Start of Block
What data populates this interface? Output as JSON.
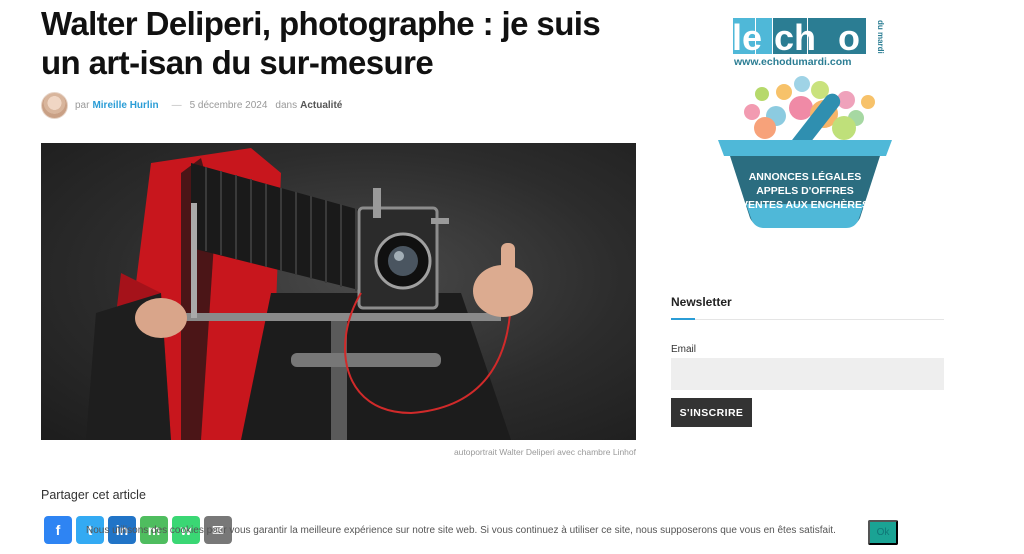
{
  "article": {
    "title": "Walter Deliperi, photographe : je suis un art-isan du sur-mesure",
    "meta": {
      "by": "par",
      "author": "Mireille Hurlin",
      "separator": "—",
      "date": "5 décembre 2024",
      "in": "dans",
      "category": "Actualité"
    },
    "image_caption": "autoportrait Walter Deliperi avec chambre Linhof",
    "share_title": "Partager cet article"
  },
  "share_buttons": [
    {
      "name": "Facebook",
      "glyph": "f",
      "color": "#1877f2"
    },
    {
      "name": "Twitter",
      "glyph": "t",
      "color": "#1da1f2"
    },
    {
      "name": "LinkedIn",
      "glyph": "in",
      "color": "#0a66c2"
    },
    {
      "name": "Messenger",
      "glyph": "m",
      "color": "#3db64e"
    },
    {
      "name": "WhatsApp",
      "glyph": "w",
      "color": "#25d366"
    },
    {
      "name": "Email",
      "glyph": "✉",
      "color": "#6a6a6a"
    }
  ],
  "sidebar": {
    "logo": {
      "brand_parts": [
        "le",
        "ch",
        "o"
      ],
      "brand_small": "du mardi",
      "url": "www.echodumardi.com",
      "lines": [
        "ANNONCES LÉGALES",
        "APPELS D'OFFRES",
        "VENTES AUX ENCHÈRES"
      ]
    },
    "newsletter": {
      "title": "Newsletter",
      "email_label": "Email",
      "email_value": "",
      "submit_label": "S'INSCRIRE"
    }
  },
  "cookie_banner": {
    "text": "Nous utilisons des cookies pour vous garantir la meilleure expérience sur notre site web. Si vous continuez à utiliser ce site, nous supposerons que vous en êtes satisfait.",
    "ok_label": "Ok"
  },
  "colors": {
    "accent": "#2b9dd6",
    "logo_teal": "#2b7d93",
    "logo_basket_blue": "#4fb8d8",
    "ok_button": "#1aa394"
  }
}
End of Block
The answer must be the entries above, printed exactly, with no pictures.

What data populates this interface? Output as JSON.
{
  "article": {
    "title": "Walter Deliperi, photographe : je suis un art-isan du sur-mesure",
    "meta": {
      "by": "par",
      "author": "Mireille Hurlin",
      "separator": "—",
      "date": "5 décembre 2024",
      "in": "dans",
      "category": "Actualité"
    },
    "image_caption": "autoportrait Walter Deliperi avec chambre Linhof",
    "share_title": "Partager cet article"
  },
  "share_buttons": [
    {
      "name": "Facebook",
      "glyph": "f",
      "color": "#1877f2"
    },
    {
      "name": "Twitter",
      "glyph": "t",
      "color": "#1da1f2"
    },
    {
      "name": "LinkedIn",
      "glyph": "in",
      "color": "#0a66c2"
    },
    {
      "name": "Messenger",
      "glyph": "m",
      "color": "#3db64e"
    },
    {
      "name": "WhatsApp",
      "glyph": "w",
      "color": "#25d366"
    },
    {
      "name": "Email",
      "glyph": "✉",
      "color": "#6a6a6a"
    }
  ],
  "sidebar": {
    "logo": {
      "brand_parts": [
        "le",
        "ch",
        "o"
      ],
      "brand_small": "du mardi",
      "url": "www.echodumardi.com",
      "lines": [
        "ANNONCES LÉGALES",
        "APPELS D'OFFRES",
        "VENTES AUX ENCHÈRES"
      ]
    },
    "newsletter": {
      "title": "Newsletter",
      "email_label": "Email",
      "email_value": "",
      "submit_label": "S'INSCRIRE"
    }
  },
  "cookie_banner": {
    "text": "Nous utilisons des cookies pour vous garantir la meilleure expérience sur notre site web. Si vous continuez à utiliser ce site, nous supposerons que vous en êtes satisfait.",
    "ok_label": "Ok"
  },
  "colors": {
    "accent": "#2b9dd6",
    "logo_teal": "#2b7d93",
    "logo_basket_blue": "#4fb8d8",
    "ok_button": "#1aa394"
  }
}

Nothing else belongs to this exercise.